Apple and Samsung are rivals for the title of world’s largest smartphone maker, and the dollar sums involved in the decision are unlikely to have an impact on either’s bottom line. But the case has had a lasting impact on U.S. patent law.

After a loss at trial, Samsung appealed to the U.S. Supreme Court. In December 2016, the court sided unanimously with Samsung’s argument that a patent violator does not have to hand over the entire profit it made from stolen designs if those designs covered only certain portions of a product but not the entire object.

But when the case went back to lower court for trial this year, the jury sided with Apple’s argument that, in this specific case, Samsung’s profits were attributable to the design elements that violated Apple’s patents.

Also Read: Samsung India Unveils ‘Galaxy On6’ on Flipkart

Michael Risch, a professor of patent law at Villanova University, said that because of the recent verdict the settlement likely called for Samsung to make an additional payment to Apple.

But he said there was no clear winner in the dispute, which involved hefty legal fees for both companies.
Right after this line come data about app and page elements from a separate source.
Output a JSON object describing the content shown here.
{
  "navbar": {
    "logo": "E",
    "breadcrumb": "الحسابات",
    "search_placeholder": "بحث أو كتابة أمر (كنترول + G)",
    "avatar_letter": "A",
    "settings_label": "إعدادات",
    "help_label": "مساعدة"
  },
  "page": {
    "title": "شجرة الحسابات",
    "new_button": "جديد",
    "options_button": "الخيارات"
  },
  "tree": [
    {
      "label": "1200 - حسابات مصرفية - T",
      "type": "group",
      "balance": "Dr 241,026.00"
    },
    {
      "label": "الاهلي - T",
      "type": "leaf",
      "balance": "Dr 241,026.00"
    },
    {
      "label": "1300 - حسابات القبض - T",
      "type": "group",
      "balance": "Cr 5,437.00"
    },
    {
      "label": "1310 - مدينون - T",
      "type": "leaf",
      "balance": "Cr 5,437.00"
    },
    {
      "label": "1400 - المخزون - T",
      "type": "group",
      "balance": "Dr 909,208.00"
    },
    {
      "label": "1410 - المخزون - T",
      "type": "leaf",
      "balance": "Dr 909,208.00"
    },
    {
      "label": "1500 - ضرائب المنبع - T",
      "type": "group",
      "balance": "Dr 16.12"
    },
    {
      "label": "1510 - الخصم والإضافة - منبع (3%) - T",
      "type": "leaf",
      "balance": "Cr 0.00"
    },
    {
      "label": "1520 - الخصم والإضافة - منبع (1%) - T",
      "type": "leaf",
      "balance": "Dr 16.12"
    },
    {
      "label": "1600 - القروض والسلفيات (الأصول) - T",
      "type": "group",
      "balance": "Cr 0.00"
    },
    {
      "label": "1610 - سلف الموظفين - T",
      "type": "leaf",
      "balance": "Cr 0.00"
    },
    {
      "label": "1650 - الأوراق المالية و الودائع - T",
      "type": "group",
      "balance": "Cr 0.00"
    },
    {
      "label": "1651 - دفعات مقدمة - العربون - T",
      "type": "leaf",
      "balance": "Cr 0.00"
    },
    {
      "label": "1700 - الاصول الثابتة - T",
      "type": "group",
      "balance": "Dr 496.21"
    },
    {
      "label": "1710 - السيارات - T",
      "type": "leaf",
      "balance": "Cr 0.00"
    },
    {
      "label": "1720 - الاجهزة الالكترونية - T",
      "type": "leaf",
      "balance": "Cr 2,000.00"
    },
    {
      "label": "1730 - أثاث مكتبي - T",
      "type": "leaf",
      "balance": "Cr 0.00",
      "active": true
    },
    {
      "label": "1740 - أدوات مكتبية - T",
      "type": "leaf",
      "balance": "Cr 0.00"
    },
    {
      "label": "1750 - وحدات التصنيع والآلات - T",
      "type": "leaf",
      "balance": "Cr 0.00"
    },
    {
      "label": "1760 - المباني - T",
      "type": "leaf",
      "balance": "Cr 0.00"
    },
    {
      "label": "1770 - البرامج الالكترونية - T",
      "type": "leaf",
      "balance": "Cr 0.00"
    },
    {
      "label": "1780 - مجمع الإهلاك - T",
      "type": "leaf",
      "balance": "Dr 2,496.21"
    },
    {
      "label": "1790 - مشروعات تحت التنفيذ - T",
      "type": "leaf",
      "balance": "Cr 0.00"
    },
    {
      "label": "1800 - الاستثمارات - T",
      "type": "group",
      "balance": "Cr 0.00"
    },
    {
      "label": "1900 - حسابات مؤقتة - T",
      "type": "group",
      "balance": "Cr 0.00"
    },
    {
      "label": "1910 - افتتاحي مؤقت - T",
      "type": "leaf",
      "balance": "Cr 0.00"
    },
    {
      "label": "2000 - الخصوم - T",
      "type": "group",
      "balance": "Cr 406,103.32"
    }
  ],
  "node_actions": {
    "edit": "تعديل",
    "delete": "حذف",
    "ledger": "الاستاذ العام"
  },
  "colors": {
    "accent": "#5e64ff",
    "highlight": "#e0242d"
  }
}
While Apple scored a major public relations victory with an initial $1 billion verdict in 2012, Samsung also obtained rulings in its favor and avoided an injunction that would have blocked it from selling phones in the U.S. market, Risch said. (VOA)